The Future of Web Accessibility

As technology evolves, the future of web accessibility holds exciting possibilities for further inclusivity.

1. AI and Machine Learning

  1. Automated Accessibility Testing: AI and machine learning technologies may enhance automated accessibility testing, providing more accurate evaluations of web content.
  2. Personalized Accessibility: AI could enable personalized accessibility features, adapting websites to individual user needs based on their preferences and abilities.

2. Progressive Web Apps (PWAs)

  1. Offline Accessibility: PWAs can offer improved accessibility features, allowing users to access content even in offline mode, catering to individuals with varying connectivity.
  2. Enhanced User Interactions: Progressive Web Apps can provide smoother, more responsive interactions, benefiting users with motor and cognitive disabilities.

Overcoming Challenges and Fostering a More Inclusive Web

While progress has been made in the realm of web accessibility, there are ongoing challenges to address.

1. Awareness and Education

  1. Continuous Education: There is a need for ongoing education and awareness campaigns to ensure that designers, developers, and decision-makers understand the importance of web accessibility.
  2. Policy Implementation: Governments and organizations must implement and enforce policies that mandate web accessibility, fostering a culture of inclusivity.

2. Collaboration and Community Involvement

  1. Collaboration Across Disciplines: Designers, developers, and accessibility experts should collaborate to ensure that accessibility is integrated throughout the entire design and development process.
  2. User Involvement: Involving users with disabilities in the design and testing phases is crucial for gaining insights and feedback on accessibility features.

Conclusion: A More Inclusive Digital Future

Web accessibility is not just a compliance requirement; it is a commitment to creating a digital world where everyone has equal access to information and services.
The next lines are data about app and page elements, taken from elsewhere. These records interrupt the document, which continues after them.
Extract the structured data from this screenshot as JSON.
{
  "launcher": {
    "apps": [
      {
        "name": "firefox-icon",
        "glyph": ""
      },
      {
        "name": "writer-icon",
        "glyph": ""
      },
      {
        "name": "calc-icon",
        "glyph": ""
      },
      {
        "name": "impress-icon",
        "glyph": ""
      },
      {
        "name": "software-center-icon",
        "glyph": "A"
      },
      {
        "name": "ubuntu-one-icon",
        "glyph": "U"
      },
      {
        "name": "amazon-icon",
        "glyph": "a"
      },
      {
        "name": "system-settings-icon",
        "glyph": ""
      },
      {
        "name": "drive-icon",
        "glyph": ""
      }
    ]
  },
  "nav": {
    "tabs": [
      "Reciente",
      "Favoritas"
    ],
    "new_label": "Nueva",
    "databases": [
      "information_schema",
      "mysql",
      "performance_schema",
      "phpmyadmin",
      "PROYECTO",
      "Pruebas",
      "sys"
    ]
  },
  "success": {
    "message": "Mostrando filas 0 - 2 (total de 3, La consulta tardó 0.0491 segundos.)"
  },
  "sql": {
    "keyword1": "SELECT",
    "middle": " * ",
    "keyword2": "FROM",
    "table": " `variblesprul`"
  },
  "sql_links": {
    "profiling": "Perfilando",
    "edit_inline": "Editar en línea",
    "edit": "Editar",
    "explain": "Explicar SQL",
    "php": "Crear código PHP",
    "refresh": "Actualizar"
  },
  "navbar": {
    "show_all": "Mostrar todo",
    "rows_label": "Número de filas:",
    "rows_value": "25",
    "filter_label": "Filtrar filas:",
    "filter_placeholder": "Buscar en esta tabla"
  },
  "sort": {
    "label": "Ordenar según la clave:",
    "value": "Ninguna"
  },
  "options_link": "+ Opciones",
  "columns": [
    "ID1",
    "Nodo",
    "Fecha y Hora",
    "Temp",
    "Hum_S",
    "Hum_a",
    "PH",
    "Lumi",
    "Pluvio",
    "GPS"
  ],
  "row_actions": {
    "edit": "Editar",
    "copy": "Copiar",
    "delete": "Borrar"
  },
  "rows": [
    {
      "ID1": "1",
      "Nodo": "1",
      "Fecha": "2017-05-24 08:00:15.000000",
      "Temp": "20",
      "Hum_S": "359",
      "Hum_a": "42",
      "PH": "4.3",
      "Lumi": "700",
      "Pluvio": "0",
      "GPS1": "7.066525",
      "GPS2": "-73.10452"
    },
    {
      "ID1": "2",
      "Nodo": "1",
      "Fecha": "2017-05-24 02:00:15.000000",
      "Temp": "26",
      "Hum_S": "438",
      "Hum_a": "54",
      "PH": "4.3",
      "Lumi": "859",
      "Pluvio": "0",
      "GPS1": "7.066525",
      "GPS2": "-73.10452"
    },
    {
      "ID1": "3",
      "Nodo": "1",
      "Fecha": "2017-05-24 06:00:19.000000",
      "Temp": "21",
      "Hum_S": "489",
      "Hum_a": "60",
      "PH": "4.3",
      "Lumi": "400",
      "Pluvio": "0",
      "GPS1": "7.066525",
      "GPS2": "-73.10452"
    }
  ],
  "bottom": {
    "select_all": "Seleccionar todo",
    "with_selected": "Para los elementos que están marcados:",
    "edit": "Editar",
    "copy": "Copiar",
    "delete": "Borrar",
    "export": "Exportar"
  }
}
Designing for inclusivity benefits not only individuals with disabilities but society as a whole, promoting diversity, equity, and innovation. 

As we move forward, it is imperative for the design community, technology companies, and policymakers to work together to build a more accessible and inclusive internet, ensuring that the digital landscape is a space for everyone, regardless of their abilities or disabilities. In fostering a culture of web accessibility, we pave the way for a more connected, empathetic, and inclusive digital future.

* The email will not be published on the website.